Weekes: Our energy sector is the most advanced in the region, […] We will be able to share information in terms of some of the issues that would have come up [during the exercise]. That would make their [progress] a little easier. Military share information all the time; that is common. We are hoping that as we go through the Fused Response, we will be able to share the poignant lessons learned with our neighbouring islands.
Wired868: And speaking of rumours—in light of the incident during our Carnival season—can you say whether there are more US intelligence officers operating in Trinidad at present? Has there been a spike? And was the US involved at all in those [“terrorism”] arrests for Carnival?
Barrera: So, as the Colonel pointed out, we are going to talk about the Fused Response. (Pauses) One thing you hear the Chargé [Jim McIntyre] say that is absolutely true: in mature democracies, intelligence is shared all the time and that is just what happens. And we work closely with Trinidad and Tobago on all kinds of safety and security issues. That is all I can say.

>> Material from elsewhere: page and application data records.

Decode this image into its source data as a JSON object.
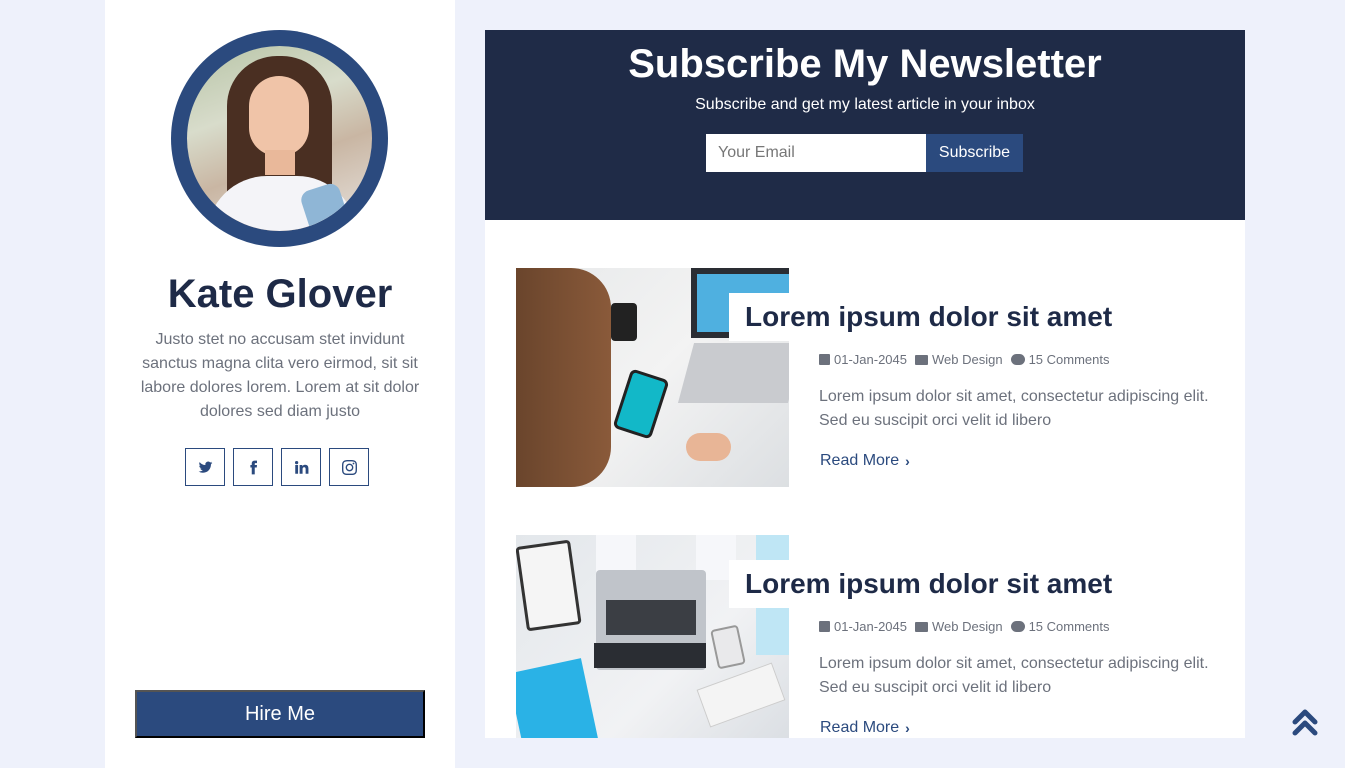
{
  "profile": {
    "name": "Kate Glover",
    "bio": "Justo stet no accusam stet invidunt sanctus magna clita vero eirmod, sit sit labore dolores lorem. Lorem at sit dolor dolores sed diam justo",
    "socials": [
      "twitter-icon",
      "facebook-icon",
      "linkedin-icon",
      "instagram-icon"
    ],
    "hire_label": "Hire Me"
  },
  "newsletter": {
    "title": "Subscribe My Newsletter",
    "subtitle": "Subscribe and get my latest article in your inbox",
    "email_placeholder": "Your Email",
    "button_label": "Subscribe"
  },
  "posts": [
    {
      "title": "Lorem ipsum dolor sit amet",
      "date": "01-Jan-2045",
      "category": "Web Design",
      "comments": "15 Comments",
      "excerpt": "Lorem ipsum dolor sit amet, consectetur adipiscing elit. Sed eu suscipit orci velit id libero",
      "read_more": "Read More"
    },
    {
      "title": "Lorem ipsum dolor sit amet",
      "date": "01-Jan-2045",
      "category": "Web Design",
      "comments": "15 Comments",
      "excerpt": "Lorem ipsum dolor sit amet, consectetur adipiscing elit. Sed eu suscipit orci velit id libero",
      "read_more": "Read More"
    }
  ],
  "colors": {
    "brand": "#2b4a7e",
    "dark": "#1f2b47",
    "page_bg": "#eef1fb"
  }
}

Weekes: (Chuckles) In addition to the exercise, we have a community health caravan which is something fairly common for the Defence Force. We have now targeted the population centres closest to the areas where we will be operating to have the blood sugar and blood pressure testing and those kinds of community things that we normally do as a matter of course.
(The Defence Force Community Health Caravan offered free blood pressure testing, massages, blood glucose and cholesterol testing, rapid HIV testing and general practitioner (doctor) services in Couva, Sangre Grande and Princes Town during the past week).
Wired868: Can you explain why this is part of the Defence Force’s mandate and what role it plays in your interaction with the public?
Weekes: Community outreach is part of what we do. At the end of the day, your Defence Force is here to serve you. We have medical professionals here in the Defence Force and […] these people are trained to serve Trinidad and Tobago. This is just another way for us to provide a service that we have developed within our rank and file with our public of Trinidad and Tobago.
We normally have one major health caravan during the year at our headquarters and two other iterations of our roving caravan during the year.
Wired868: And will the US troops leave with Jack Warner?
Weekes and Barrera: Hahahahaha!
Public Administration Communications Manager Charlene Stuart: Lasana, you are not going to get an answer to that one!
Weekes, Barrera and Wired868: Hahahaha!
Weekes: Fused Response is all about the crisis response [and] the planning cycle. It is not related to anything that we may want it to be related to. […] It is not just a military exercise; we are exercising our Police Service too and we are exercising our intelligence too and those types of things so nothing to be alarmed about. It is just us trying to better ourselves for the public of Trinidad and Tobago.